**EXERCISE INPUTS**
--------
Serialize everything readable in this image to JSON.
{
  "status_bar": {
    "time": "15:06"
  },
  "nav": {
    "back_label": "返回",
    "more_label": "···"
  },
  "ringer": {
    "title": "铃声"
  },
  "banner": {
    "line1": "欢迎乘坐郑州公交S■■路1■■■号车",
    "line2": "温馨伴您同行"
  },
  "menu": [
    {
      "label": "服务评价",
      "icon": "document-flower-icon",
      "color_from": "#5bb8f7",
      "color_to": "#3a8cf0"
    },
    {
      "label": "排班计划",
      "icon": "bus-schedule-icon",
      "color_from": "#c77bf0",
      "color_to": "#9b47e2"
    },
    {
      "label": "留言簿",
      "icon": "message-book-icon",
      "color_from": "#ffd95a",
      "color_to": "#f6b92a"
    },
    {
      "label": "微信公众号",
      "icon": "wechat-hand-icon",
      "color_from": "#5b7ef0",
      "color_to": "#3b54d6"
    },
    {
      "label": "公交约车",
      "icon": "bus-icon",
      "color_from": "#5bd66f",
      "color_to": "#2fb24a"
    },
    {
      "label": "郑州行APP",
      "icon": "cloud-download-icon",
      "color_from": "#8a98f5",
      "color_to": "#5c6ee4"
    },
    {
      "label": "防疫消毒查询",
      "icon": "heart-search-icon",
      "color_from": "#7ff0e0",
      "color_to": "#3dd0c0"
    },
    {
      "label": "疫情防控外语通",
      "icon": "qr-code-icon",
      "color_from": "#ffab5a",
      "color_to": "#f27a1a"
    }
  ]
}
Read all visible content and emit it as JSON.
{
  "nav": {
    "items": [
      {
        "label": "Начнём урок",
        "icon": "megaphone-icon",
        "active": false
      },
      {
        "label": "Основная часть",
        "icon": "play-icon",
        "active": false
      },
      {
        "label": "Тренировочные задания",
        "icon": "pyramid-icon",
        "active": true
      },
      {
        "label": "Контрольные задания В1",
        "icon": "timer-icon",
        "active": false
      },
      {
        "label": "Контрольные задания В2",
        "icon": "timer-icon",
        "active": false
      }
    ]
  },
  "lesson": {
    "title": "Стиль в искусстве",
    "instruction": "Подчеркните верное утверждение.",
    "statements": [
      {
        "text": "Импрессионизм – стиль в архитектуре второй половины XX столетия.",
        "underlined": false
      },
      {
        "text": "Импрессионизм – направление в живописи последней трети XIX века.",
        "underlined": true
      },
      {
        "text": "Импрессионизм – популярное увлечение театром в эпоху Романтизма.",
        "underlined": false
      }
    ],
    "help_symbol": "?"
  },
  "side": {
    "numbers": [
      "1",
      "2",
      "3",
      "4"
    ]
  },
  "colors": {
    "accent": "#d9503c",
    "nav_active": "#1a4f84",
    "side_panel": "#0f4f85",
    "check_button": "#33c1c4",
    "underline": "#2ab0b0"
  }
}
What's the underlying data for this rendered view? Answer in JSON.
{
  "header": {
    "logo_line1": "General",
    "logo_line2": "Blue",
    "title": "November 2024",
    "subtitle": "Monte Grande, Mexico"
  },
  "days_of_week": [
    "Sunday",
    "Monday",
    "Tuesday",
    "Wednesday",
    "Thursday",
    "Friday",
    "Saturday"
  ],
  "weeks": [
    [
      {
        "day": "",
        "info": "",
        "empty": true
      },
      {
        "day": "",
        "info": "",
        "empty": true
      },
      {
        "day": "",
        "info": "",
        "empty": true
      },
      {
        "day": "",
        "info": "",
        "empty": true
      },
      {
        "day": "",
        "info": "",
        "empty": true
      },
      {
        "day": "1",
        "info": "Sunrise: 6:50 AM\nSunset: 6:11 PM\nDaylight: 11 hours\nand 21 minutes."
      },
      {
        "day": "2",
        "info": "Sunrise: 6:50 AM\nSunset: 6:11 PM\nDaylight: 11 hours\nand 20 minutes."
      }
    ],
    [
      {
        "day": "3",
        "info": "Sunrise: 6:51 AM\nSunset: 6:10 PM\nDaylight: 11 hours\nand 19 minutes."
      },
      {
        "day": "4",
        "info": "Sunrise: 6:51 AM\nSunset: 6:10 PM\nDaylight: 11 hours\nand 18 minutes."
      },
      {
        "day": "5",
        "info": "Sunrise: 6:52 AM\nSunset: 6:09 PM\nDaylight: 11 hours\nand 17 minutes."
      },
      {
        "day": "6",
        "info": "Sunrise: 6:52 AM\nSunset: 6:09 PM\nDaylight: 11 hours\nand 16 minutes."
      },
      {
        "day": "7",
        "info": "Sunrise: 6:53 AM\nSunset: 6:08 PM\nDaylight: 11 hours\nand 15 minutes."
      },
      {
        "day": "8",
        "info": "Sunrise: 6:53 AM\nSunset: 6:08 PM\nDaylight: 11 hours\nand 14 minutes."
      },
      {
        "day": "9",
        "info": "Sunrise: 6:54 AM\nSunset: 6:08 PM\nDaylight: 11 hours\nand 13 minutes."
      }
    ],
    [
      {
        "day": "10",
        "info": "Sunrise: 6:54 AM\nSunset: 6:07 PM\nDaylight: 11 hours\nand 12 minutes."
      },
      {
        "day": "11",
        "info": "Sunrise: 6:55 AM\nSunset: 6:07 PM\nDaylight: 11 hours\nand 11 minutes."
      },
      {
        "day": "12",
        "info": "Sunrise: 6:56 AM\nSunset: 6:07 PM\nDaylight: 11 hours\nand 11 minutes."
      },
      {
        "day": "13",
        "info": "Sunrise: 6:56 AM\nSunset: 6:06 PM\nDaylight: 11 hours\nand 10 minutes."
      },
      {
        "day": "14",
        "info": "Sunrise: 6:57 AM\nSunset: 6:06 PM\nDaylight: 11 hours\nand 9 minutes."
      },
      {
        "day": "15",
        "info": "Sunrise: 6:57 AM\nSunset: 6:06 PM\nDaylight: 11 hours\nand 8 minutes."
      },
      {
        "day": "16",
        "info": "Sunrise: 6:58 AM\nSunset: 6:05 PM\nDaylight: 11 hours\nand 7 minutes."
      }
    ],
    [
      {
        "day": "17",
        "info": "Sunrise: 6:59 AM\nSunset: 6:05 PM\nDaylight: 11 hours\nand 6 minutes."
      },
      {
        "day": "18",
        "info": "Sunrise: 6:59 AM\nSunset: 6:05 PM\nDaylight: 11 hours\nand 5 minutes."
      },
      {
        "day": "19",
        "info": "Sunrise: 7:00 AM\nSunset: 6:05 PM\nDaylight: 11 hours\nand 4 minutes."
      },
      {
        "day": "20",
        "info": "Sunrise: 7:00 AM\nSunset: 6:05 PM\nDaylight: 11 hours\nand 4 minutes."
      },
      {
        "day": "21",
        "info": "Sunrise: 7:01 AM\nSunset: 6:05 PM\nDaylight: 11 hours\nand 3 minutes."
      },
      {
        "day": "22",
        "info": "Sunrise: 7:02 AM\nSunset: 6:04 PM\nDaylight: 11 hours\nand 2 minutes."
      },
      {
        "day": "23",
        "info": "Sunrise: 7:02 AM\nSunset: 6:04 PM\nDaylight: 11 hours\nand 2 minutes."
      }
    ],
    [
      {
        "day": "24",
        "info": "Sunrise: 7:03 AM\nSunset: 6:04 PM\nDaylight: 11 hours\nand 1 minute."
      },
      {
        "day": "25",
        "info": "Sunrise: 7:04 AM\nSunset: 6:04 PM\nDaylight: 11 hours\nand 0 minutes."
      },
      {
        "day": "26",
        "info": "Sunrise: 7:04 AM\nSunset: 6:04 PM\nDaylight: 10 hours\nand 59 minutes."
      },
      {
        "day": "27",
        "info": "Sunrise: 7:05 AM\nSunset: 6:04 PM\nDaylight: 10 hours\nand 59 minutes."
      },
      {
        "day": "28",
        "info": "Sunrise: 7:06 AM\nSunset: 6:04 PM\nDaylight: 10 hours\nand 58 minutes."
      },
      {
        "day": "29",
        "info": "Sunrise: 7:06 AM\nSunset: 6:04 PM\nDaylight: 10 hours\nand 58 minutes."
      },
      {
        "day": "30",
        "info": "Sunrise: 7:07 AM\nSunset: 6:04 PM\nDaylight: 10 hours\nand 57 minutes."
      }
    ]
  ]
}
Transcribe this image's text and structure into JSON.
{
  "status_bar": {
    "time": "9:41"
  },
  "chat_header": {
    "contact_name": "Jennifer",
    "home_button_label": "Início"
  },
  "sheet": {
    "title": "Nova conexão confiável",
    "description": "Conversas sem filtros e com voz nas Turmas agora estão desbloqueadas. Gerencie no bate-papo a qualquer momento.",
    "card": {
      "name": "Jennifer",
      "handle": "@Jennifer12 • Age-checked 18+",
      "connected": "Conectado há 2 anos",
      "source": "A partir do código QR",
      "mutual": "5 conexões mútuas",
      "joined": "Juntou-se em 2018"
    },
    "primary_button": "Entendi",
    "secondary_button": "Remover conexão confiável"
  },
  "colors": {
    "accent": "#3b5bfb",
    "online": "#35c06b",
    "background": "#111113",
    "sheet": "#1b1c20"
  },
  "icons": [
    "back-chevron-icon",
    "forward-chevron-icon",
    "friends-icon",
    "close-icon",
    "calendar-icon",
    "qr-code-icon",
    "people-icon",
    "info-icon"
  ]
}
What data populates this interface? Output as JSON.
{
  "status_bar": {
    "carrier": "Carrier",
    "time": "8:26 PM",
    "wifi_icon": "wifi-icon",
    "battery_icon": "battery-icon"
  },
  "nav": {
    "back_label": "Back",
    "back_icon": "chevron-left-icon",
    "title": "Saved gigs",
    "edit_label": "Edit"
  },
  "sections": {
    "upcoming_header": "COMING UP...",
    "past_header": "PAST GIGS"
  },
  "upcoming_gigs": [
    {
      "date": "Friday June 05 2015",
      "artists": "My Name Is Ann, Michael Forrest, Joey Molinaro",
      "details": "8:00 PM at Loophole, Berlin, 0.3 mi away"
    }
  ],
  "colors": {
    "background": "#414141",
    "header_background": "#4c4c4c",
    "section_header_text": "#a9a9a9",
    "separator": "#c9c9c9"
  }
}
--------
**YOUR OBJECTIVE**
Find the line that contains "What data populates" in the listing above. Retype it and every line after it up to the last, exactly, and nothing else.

**RESULT**
What data populates this interface? Output as JSON.
{
  "status_bar": {
    "carrier": "Carrier",
    "time": "8:26 PM",
    "wifi_icon": "wifi-icon",
    "battery_icon": "battery-icon"
  },
  "nav": {
    "back_label": "Back",
    "back_icon": "chevron-left-icon",
    "title": "Saved gigs",
    "edit_label": "Edit"
  },
  "sections": {
    "upcoming_header": "COMING UP...",
    "past_header": "PAST GIGS"
  },
  "upcoming_gigs": [
    {
      "date": "Friday June 05 2015",
      "artists": "My Name Is Ann, Michael Forrest, Joey Molinaro",
      "details": "8:00 PM at Loophole, Berlin, 0.3 mi away"
    }
  ],
  "colors": {
    "background": "#414141",
    "header_background": "#4c4c4c",
    "section_header_text": "#a9a9a9",
    "separator": "#c9c9c9"
  }
}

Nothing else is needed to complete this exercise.